Kingdom Hearts 3 uses a modified Unreal Engine 4 build that claims it’s 4.17 but it’s technically a couple of updates after 4.17.2 and before 4.18’s actual release build. It contains unknown extra data for animation data and the MaxLOD property type located in FCurveMetaData struct is int32 instead of uint8. Using 4.17.2 to mod this game works fine but cooking SkeletalMeshes from 4.17.2 won’t work and for that you need to set up a custom UE4 build that supports it.
This tutorial will guide you through the process of setting a custom Unreal Engine 4 build that you can use to cook custom SkeletalMeshes.
I don’t play Kingdom Hearts 3 and I was commissioned to get custom SkeletalMeshes working for this game, if you have any questions about modding the game then you can ask for help in the OpenKH discord server.
- Custom shaders (Materials) don’t work. MaterialInstances of existing shaders work fine though.
- Skeletons don’t work. Animations probably won’t work either.
- You’ll have to compile the engine yourself.
- Visual Studio 2015
- Access to UE4’s GitHub repo
- At least 50gb of free space
Installing Visual Studio 2015
Download Visual Studio 2015 from the prerequisites above and open en_visual_studio_community_2015_x86_web_installer_6847364.exe.
Click on Install

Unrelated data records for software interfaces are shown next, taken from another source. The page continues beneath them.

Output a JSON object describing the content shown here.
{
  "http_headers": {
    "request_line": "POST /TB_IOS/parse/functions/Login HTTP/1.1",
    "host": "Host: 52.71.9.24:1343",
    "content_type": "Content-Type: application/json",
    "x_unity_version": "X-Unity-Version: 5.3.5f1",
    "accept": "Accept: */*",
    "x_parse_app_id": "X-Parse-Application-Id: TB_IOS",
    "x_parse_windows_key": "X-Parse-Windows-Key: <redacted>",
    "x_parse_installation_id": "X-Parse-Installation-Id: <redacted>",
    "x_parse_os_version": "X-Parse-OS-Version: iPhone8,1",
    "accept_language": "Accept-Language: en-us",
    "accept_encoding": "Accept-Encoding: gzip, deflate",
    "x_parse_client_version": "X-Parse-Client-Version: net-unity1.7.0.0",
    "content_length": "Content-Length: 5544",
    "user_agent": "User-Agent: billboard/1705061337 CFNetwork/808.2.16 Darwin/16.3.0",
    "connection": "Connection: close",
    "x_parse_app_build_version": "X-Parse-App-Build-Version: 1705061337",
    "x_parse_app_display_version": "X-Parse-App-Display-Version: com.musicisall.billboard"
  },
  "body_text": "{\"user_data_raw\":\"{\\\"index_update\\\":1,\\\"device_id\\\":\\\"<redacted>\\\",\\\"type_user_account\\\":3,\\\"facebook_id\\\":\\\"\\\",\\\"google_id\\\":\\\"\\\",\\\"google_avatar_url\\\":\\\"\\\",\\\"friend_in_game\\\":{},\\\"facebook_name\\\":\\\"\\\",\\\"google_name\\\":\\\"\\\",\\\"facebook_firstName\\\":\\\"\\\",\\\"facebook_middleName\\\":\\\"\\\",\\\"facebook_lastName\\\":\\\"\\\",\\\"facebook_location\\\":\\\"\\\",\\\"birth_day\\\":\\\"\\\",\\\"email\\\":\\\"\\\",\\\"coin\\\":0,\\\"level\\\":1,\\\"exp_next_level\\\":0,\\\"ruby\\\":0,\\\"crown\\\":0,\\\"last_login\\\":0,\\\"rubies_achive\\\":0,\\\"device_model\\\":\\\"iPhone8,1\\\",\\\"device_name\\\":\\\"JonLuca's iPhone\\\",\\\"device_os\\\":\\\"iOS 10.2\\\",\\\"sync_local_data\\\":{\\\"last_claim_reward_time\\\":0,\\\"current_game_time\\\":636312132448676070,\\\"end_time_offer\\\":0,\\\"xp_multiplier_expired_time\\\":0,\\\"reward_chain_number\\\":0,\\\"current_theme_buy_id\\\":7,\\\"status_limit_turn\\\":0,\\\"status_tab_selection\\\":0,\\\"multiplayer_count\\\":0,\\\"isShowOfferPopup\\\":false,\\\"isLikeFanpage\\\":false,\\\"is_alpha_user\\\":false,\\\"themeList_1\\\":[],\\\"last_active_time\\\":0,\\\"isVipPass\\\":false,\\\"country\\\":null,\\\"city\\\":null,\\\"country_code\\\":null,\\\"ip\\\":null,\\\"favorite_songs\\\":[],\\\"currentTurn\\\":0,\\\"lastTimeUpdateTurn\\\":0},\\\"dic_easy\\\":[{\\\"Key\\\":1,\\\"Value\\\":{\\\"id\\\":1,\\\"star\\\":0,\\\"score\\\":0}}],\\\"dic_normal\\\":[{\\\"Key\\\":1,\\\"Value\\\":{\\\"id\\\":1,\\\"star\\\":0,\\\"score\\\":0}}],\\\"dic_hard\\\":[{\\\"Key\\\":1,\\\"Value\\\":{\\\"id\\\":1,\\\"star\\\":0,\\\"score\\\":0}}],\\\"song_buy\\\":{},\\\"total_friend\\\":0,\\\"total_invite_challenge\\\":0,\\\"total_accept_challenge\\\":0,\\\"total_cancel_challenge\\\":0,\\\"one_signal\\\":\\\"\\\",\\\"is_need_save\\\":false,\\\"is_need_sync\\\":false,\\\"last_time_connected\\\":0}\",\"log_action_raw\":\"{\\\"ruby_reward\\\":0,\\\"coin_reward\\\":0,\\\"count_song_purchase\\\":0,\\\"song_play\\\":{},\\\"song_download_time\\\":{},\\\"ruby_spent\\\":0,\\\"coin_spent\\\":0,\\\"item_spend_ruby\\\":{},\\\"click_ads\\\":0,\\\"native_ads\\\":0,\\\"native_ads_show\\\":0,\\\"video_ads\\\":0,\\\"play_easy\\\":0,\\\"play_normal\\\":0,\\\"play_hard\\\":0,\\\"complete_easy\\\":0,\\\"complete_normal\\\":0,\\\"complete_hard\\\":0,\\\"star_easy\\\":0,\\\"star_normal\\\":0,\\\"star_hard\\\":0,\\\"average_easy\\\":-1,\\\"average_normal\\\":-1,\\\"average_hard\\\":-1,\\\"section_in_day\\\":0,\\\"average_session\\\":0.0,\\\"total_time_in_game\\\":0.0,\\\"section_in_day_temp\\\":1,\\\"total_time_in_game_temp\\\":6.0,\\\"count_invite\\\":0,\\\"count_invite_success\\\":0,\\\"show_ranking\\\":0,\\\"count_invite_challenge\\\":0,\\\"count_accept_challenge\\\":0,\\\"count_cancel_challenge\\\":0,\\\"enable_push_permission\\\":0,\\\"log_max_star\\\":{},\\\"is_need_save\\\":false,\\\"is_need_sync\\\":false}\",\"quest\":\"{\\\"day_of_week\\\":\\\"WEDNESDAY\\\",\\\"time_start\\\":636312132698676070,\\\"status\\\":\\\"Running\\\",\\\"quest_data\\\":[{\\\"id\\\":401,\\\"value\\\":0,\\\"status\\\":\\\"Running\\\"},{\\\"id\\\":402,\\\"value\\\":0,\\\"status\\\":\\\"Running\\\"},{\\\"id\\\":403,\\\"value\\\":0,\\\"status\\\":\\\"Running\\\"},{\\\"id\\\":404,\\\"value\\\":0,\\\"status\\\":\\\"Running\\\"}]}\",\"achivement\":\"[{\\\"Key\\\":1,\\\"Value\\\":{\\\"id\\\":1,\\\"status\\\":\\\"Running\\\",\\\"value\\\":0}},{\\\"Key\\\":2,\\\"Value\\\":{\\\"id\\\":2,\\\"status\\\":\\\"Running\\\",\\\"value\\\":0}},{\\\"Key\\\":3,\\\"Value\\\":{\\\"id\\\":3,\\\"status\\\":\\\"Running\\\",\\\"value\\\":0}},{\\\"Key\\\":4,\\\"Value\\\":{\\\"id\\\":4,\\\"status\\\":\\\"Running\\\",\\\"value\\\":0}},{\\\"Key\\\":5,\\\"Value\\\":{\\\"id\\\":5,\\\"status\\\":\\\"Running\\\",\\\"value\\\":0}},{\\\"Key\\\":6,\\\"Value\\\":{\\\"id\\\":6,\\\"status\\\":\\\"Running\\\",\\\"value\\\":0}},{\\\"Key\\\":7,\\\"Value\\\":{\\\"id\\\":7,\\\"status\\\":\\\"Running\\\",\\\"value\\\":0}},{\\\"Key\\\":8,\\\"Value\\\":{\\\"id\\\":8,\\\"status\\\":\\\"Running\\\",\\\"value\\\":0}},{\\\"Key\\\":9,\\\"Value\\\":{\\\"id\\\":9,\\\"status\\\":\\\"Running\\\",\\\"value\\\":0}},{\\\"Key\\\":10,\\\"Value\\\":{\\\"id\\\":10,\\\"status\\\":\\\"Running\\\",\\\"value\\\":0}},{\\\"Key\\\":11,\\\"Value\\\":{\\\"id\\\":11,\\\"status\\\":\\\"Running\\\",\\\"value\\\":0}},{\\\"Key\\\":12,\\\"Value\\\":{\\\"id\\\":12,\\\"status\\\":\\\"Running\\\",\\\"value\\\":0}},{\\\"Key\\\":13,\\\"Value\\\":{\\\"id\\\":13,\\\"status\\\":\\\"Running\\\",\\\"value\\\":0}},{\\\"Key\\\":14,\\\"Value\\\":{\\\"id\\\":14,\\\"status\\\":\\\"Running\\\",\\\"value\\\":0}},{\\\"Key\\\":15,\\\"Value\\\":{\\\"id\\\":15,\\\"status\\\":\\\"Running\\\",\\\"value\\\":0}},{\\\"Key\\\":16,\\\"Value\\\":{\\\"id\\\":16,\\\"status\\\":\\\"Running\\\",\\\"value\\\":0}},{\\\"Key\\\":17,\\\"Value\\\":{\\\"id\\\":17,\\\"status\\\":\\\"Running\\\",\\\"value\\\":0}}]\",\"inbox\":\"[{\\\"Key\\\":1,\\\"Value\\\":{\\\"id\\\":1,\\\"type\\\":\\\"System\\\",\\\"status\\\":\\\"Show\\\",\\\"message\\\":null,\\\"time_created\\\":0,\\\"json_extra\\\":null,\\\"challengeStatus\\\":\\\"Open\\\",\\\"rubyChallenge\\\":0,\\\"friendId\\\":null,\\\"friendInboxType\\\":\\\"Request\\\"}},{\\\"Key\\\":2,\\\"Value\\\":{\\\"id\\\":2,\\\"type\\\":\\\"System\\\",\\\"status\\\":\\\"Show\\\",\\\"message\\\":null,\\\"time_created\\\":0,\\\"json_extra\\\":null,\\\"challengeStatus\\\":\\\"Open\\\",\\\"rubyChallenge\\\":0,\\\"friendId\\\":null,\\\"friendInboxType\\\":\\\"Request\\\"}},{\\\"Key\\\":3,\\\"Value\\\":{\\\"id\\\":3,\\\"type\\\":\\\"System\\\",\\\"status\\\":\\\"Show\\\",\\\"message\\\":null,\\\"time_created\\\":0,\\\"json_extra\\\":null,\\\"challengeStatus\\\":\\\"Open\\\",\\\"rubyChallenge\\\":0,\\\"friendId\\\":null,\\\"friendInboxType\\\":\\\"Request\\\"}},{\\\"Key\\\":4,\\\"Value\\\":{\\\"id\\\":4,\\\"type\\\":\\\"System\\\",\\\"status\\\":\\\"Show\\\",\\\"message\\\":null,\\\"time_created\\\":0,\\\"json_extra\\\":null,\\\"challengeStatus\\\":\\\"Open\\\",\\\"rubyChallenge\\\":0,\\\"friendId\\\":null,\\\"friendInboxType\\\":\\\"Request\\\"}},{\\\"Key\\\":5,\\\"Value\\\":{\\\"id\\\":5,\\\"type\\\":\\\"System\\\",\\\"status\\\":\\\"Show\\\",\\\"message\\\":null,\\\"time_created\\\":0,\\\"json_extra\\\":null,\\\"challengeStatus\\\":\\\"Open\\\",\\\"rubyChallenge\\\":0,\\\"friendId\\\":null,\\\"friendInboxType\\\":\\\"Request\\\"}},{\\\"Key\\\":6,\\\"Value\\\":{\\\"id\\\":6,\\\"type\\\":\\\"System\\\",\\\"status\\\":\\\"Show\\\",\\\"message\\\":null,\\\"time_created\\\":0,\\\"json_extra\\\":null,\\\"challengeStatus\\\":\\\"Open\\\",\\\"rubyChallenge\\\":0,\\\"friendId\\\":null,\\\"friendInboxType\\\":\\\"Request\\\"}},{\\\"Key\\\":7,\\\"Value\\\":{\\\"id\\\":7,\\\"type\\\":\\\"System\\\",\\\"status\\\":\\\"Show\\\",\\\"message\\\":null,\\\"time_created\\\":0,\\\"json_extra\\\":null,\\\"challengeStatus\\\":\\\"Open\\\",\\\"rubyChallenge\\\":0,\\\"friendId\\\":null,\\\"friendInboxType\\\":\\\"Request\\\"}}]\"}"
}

Make sure that Visual C++ is selected and if “Visual Studio 2015 Update 3” is also shown like in the screenshot above then select that too, we don’t need anything else than those two features. Click Next and let Visual Studio 2015 install.
Downloading the UE4 commit
Create a GitHub account if you don’t have one and link it with your Epic Games account otherwise you will get a 404 error if you try to access the commit. Once you linked your account you should have access to the Unreal Engine 4’s repo.
We need to download this specific commit: https://github.com/EpicGames/UnrealEngine/tree/6b2c402ca8c33a06ab1f98af87d17a8ef16e89dc
Click on the green button that says “Code” and click on “Download ZIP”.
And download this file: https://static.xzy.cloud/kh3/Engine.7z if you haven’t already.
Extracting and Setup
Once the zip file from GitHub finished downloading, extract the files. I recommend that you extract the files to a directory that has a short path like C:\ue4kh3 or D:\ue4 since UE4 and Windows don’t like long file paths and you’ll get errors during the engine’s setup process.
Extract the Engine directory from Engine.7z to the directory where you extract the UE4 files. It will ask you to replace 3 files. This is VERY IMPORTANT since these files will cook SkeletalMeshes in a way that the game can accept.
Replace the 3 files.
Unreal Engine 4 Setup
Once you installed Visual Studio 2015 and extracted the required files, run the file Setup.bat. A console window will open and the dependencies required for UE4 will install.
If the setup process errors out at 99% like shown in the screenshot below
Ignore it and just close the window. The setup process is done.
After the setup.bat finished running, open “GenerateProjectFiles.bat”. The script will generate a .sln file.
After that’s done, you will see a file called UE4.sln. Open it with Visual Studio 2015.
Inside Visual Studio 2015, make sure that “Development Editor” is selected.
Then in the Solution Explorer window, right click on UE4 and click on Build.
The compilation process will start and depending on your CPU this can take anywhere from 20 minutes to 3 hours. Keep in mind that compiling UE4 is a CPU intensive process.
After UE4 finished compiling, navigate to Engine\Binaries\Win64 and run UE4Editor.exe.
Unreal Engine 4 should now open and you can start working on your mod.